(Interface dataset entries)
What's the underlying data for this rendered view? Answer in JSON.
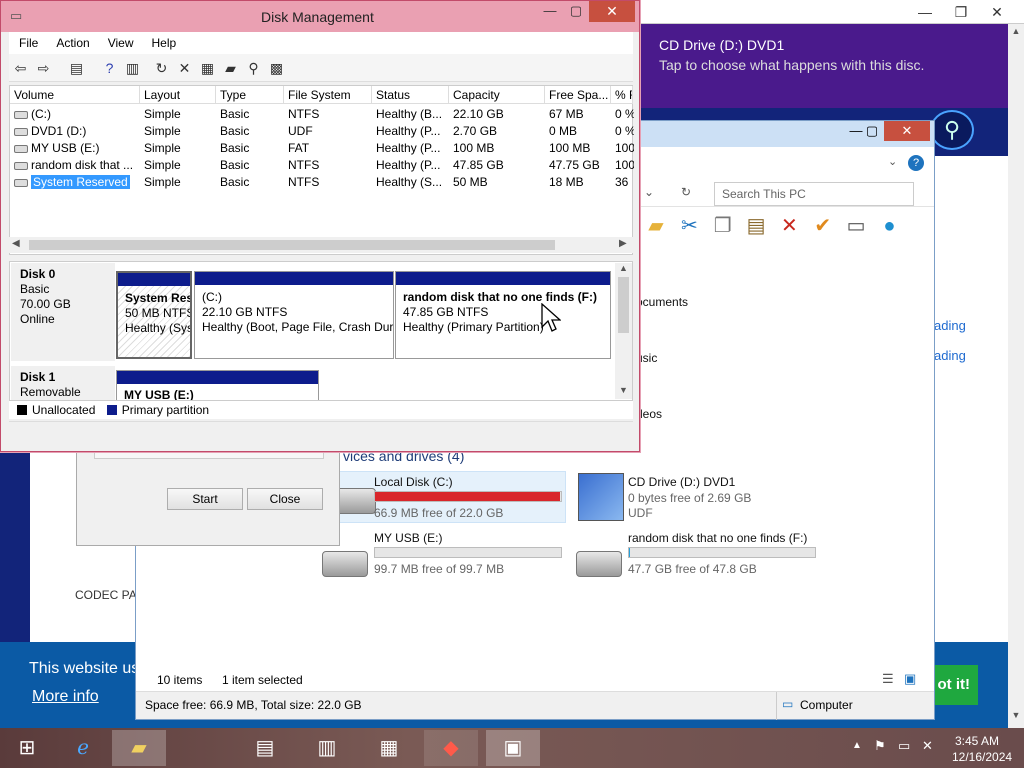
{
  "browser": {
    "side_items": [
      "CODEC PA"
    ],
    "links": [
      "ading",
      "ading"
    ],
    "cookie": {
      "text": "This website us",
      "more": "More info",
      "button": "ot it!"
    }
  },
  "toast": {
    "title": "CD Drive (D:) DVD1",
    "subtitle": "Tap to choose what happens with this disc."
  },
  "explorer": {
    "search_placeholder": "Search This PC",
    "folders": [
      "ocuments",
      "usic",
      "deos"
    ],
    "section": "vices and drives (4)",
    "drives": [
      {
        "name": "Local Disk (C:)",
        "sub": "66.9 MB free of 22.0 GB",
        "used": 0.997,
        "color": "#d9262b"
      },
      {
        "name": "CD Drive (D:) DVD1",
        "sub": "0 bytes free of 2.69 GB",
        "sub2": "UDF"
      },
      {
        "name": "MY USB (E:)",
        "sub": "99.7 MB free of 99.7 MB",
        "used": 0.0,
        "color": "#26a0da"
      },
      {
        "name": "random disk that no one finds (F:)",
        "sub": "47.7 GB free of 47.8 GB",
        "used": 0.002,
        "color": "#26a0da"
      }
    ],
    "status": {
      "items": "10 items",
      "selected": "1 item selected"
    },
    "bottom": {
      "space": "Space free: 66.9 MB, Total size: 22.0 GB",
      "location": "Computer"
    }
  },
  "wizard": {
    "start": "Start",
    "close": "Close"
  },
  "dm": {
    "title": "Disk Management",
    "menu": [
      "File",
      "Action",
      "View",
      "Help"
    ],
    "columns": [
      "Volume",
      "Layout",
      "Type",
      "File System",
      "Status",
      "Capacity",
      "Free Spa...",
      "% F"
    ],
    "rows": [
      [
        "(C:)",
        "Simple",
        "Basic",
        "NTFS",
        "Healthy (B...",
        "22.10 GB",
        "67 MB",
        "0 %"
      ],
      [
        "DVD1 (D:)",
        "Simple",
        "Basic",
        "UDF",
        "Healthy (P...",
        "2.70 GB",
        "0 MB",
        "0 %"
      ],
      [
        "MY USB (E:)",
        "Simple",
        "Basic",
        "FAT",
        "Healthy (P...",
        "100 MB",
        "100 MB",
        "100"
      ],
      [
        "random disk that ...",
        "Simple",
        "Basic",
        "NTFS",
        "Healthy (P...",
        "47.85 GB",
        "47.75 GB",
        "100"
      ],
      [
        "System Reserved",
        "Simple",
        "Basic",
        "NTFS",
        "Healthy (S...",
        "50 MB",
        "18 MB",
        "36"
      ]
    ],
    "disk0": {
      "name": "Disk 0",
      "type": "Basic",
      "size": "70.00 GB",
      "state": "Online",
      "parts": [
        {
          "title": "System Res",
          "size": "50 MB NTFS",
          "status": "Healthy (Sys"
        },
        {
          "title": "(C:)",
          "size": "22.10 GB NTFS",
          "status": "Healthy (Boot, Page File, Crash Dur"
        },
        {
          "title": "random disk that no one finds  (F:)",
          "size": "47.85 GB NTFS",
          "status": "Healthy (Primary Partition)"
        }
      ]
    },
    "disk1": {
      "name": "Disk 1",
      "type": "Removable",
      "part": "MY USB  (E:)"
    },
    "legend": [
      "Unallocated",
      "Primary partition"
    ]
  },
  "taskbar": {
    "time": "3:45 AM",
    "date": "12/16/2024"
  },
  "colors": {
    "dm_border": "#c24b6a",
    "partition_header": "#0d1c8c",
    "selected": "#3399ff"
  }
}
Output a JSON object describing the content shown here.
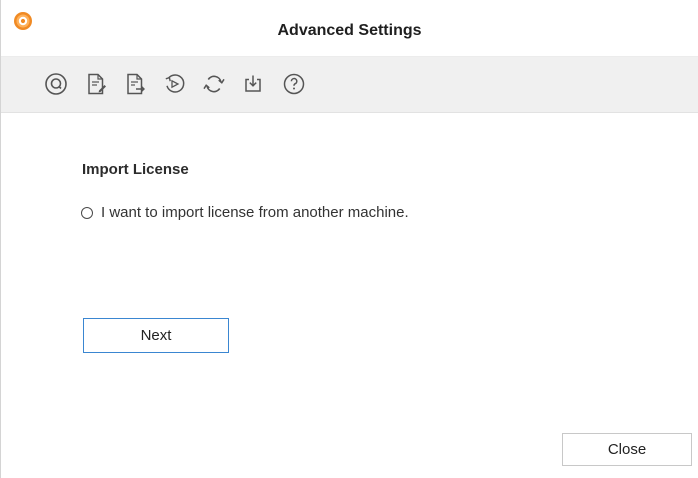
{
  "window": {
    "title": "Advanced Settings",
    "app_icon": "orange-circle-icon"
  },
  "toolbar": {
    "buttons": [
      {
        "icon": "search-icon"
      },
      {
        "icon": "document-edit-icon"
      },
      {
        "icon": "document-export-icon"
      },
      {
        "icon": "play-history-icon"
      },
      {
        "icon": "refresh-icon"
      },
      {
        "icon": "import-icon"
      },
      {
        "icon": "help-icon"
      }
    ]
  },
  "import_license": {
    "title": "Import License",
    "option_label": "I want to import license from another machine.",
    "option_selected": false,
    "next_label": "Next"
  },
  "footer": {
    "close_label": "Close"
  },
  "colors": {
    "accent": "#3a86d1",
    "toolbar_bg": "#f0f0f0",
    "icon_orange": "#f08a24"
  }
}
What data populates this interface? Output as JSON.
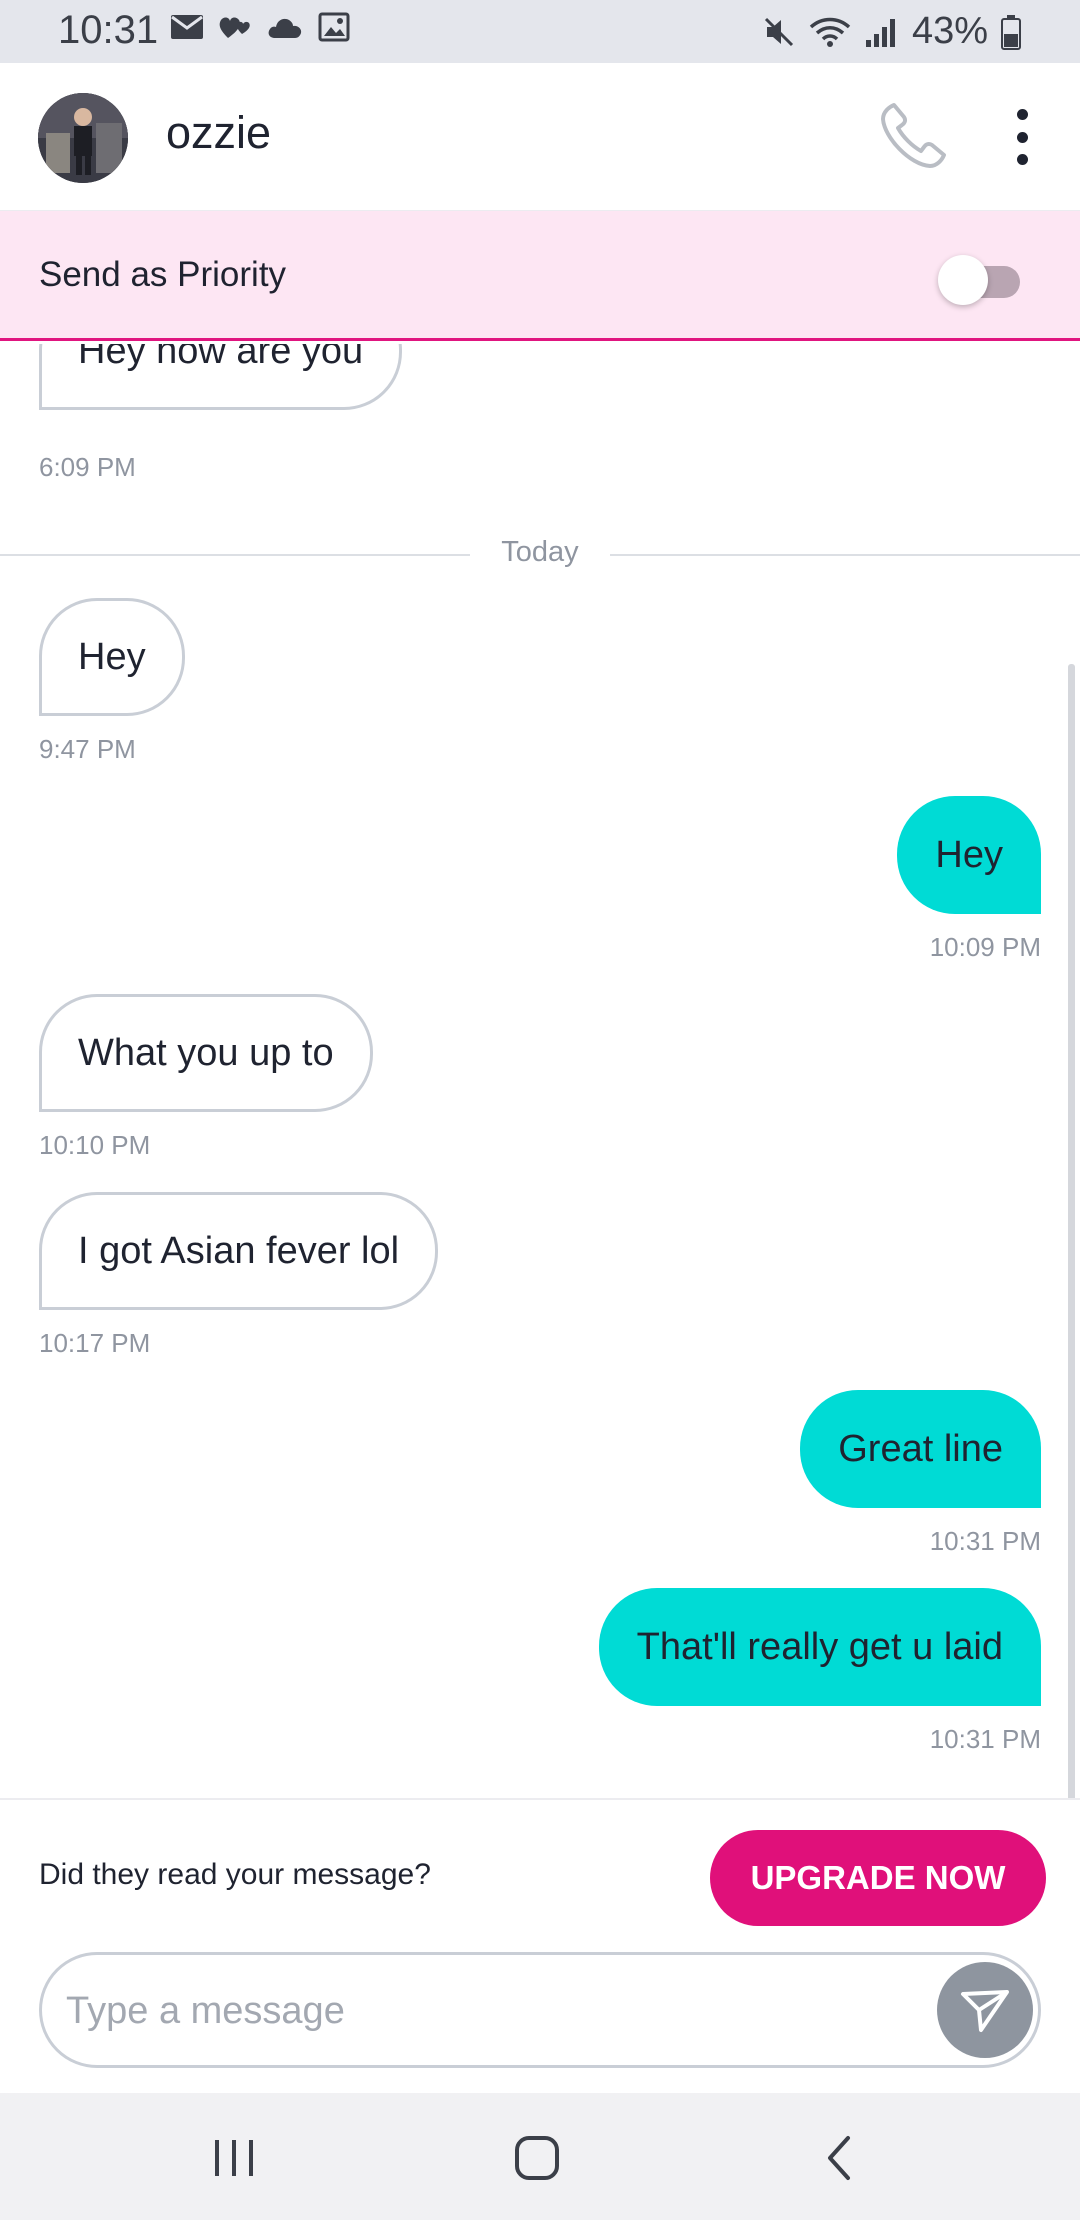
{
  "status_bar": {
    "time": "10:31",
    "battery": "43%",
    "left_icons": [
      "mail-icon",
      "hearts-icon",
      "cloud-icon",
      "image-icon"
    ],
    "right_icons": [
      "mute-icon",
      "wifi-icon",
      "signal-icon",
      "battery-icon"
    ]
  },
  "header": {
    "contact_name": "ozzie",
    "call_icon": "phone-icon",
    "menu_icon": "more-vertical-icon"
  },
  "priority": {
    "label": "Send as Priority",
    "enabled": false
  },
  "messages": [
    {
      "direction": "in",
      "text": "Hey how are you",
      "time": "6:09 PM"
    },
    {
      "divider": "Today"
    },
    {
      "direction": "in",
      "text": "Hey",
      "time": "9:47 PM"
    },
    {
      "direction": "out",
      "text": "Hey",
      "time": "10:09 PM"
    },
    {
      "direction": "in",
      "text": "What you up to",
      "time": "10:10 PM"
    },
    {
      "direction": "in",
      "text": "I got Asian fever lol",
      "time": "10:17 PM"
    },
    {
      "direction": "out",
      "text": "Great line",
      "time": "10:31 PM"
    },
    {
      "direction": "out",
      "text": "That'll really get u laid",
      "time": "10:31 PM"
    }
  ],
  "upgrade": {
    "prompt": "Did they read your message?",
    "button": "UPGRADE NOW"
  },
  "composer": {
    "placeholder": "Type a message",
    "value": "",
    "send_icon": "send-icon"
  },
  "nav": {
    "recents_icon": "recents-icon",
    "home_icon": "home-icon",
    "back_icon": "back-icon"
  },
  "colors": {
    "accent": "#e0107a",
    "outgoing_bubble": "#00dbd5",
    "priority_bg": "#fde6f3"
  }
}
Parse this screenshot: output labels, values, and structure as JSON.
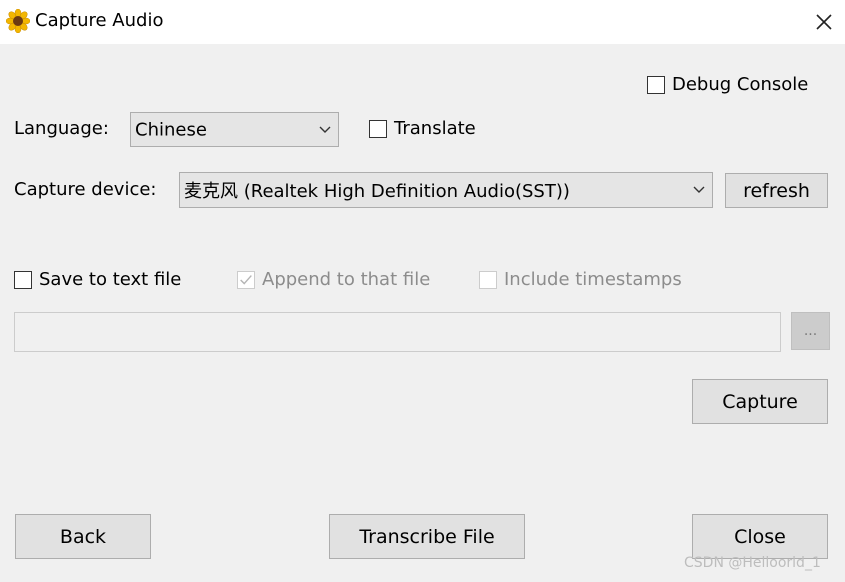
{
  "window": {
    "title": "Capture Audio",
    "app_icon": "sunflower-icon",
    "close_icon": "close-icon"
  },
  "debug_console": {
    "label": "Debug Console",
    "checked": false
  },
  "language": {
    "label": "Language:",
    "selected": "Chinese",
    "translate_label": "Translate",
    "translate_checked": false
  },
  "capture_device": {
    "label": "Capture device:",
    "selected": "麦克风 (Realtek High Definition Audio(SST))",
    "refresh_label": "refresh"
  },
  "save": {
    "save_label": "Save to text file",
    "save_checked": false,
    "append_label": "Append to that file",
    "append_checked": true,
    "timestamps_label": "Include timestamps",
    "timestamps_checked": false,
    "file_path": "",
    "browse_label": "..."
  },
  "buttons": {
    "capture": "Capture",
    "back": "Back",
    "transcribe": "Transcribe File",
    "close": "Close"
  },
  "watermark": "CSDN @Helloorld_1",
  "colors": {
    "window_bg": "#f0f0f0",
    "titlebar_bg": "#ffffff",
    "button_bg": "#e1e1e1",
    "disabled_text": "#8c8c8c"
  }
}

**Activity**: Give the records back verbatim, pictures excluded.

**Your response**:
What's the underlying data for this rendered view? Answer in JSON.
{
  "browser": {
    "side_items": [
      "CODEC PA"
    ],
    "links": [
      "ading",
      "ading"
    ],
    "cookie": {
      "text": "This website us",
      "more": "More info",
      "button": "ot it!"
    }
  },
  "toast": {
    "title": "CD Drive (D:) DVD1",
    "subtitle": "Tap to choose what happens with this disc."
  },
  "explorer": {
    "search_placeholder": "Search This PC",
    "folders": [
      "ocuments",
      "usic",
      "deos"
    ],
    "section": "vices and drives (4)",
    "drives": [
      {
        "name": "Local Disk (C:)",
        "sub": "66.9 MB free of 22.0 GB",
        "used": 0.997,
        "color": "#d9262b"
      },
      {
        "name": "CD Drive (D:) DVD1",
        "sub": "0 bytes free of 2.69 GB",
        "sub2": "UDF"
      },
      {
        "name": "MY USB (E:)",
        "sub": "99.7 MB free of 99.7 MB",
        "used": 0.0,
        "color": "#26a0da"
      },
      {
        "name": "random disk that no one finds (F:)",
        "sub": "47.7 GB free of 47.8 GB",
        "used": 0.002,
        "color": "#26a0da"
      }
    ],
    "status": {
      "items": "10 items",
      "selected": "1 item selected"
    },
    "bottom": {
      "space": "Space free: 66.9 MB, Total size: 22.0 GB",
      "location": "Computer"
    }
  },
  "wizard": {
    "start": "Start",
    "close": "Close"
  },
  "dm": {
    "title": "Disk Management",
    "menu": [
      "File",
      "Action",
      "View",
      "Help"
    ],
    "columns": [
      "Volume",
      "Layout",
      "Type",
      "File System",
      "Status",
      "Capacity",
      "Free Spa...",
      "% F"
    ],
    "rows": [
      [
        "(C:)",
        "Simple",
        "Basic",
        "NTFS",
        "Healthy (B...",
        "22.10 GB",
        "67 MB",
        "0 %"
      ],
      [
        "DVD1 (D:)",
        "Simple",
        "Basic",
        "UDF",
        "Healthy (P...",
        "2.70 GB",
        "0 MB",
        "0 %"
      ],
      [
        "MY USB (E:)",
        "Simple",
        "Basic",
        "FAT",
        "Healthy (P...",
        "100 MB",
        "100 MB",
        "100"
      ],
      [
        "random disk that ...",
        "Simple",
        "Basic",
        "NTFS",
        "Healthy (P...",
        "47.85 GB",
        "47.75 GB",
        "100"
      ],
      [
        "System Reserved",
        "Simple",
        "Basic",
        "NTFS",
        "Healthy (S...",
        "50 MB",
        "18 MB",
        "36"
      ]
    ],
    "disk0": {
      "name": "Disk 0",
      "type": "Basic",
      "size": "70.00 GB",
      "state": "Online",
      "parts": [
        {
          "title": "System Res",
          "size": "50 MB NTFS",
          "status": "Healthy (Sys"
        },
        {
          "title": "(C:)",
          "size": "22.10 GB NTFS",
          "status": "Healthy (Boot, Page File, Crash Dur"
        },
        {
          "title": "random disk that no one finds  (F:)",
          "size": "47.85 GB NTFS",
          "status": "Healthy (Primary Partition)"
        }
      ]
    },
    "disk1": {
      "name": "Disk 1",
      "type": "Removable",
      "part": "MY USB  (E:)"
    },
    "legend": [
      "Unallocated",
      "Primary partition"
    ]
  },
  "taskbar": {
    "time": "3:45 AM",
    "date": "12/16/2024"
  },
  "colors": {
    "dm_border": "#c24b6a",
    "partition_header": "#0d1c8c",
    "selected": "#3399ff"
  }
}
Output a JSON object describing the content shown here.
{
  "window": {
    "title": "Advanced Settings",
    "app_icon": "orange-circle-icon"
  },
  "toolbar": {
    "buttons": [
      {
        "icon": "search-icon"
      },
      {
        "icon": "document-edit-icon"
      },
      {
        "icon": "document-export-icon"
      },
      {
        "icon": "play-history-icon"
      },
      {
        "icon": "refresh-icon"
      },
      {
        "icon": "import-icon"
      },
      {
        "icon": "help-icon"
      }
    ]
  },
  "import_license": {
    "title": "Import License",
    "option_label": "I want to import license from another machine.",
    "option_selected": false,
    "next_label": "Next"
  },
  "footer": {
    "close_label": "Close"
  },
  "colors": {
    "accent": "#3a86d1",
    "toolbar_bg": "#f0f0f0",
    "icon_orange": "#f08a24"
  }
}
What data populates this interface? Output as JSON.
{
  "status_bar": {
    "time": "10:31",
    "battery": "43%",
    "left_icons": [
      "mail-icon",
      "hearts-icon",
      "cloud-icon",
      "image-icon"
    ],
    "right_icons": [
      "mute-icon",
      "wifi-icon",
      "signal-icon",
      "battery-icon"
    ]
  },
  "header": {
    "contact_name": "ozzie",
    "call_icon": "phone-icon",
    "menu_icon": "more-vertical-icon"
  },
  "priority": {
    "label": "Send as Priority",
    "enabled": false
  },
  "messages": [
    {
      "direction": "in",
      "text": "Hey how are you",
      "time": "6:09 PM"
    },
    {
      "divider": "Today"
    },
    {
      "direction": "in",
      "text": "Hey",
      "time": "9:47 PM"
    },
    {
      "direction": "out",
      "text": "Hey",
      "time": "10:09 PM"
    },
    {
      "direction": "in",
      "text": "What you up to",
      "time": "10:10 PM"
    },
    {
      "direction": "in",
      "text": "I got Asian fever lol",
      "time": "10:17 PM"
    },
    {
      "direction": "out",
      "text": "Great line",
      "time": "10:31 PM"
    },
    {
      "direction": "out",
      "text": "That'll really get u laid",
      "time": "10:31 PM"
    }
  ],
  "upgrade": {
    "prompt": "Did they read your message?",
    "button": "UPGRADE NOW"
  },
  "composer": {
    "placeholder": "Type a message",
    "value": "",
    "send_icon": "send-icon"
  },
  "nav": {
    "recents_icon": "recents-icon",
    "home_icon": "home-icon",
    "back_icon": "back-icon"
  },
  "colors": {
    "accent": "#e0107a",
    "outgoing_bubble": "#00dbd5",
    "priority_bg": "#fde6f3"
  }
}
Parse this screenshot: output labels, values, and structure as JSON.
{
  "window": {
    "title": "Capture Audio",
    "app_icon": "sunflower-icon",
    "close_icon": "close-icon"
  },
  "debug_console": {
    "label": "Debug Console",
    "checked": false
  },
  "language": {
    "label": "Language:",
    "selected": "Chinese",
    "translate_label": "Translate",
    "translate_checked": false
  },
  "capture_device": {
    "label": "Capture device:",
    "selected": "麦克风 (Realtek High Definition Audio(SST))",
    "refresh_label": "refresh"
  },
  "save": {
    "save_label": "Save to text file",
    "save_checked": false,
    "append_label": "Append to that file",
    "append_checked": true,
    "timestamps_label": "Include timestamps",
    "timestamps_checked": false,
    "file_path": "",
    "browse_label": "..."
  },
  "buttons": {
    "capture": "Capture",
    "back": "Back",
    "transcribe": "Transcribe File",
    "close": "Close"
  },
  "watermark": "CSDN @Helloorld_1",
  "colors": {
    "window_bg": "#f0f0f0",
    "titlebar_bg": "#ffffff",
    "button_bg": "#e1e1e1",
    "disabled_text": "#8c8c8c"
  }
}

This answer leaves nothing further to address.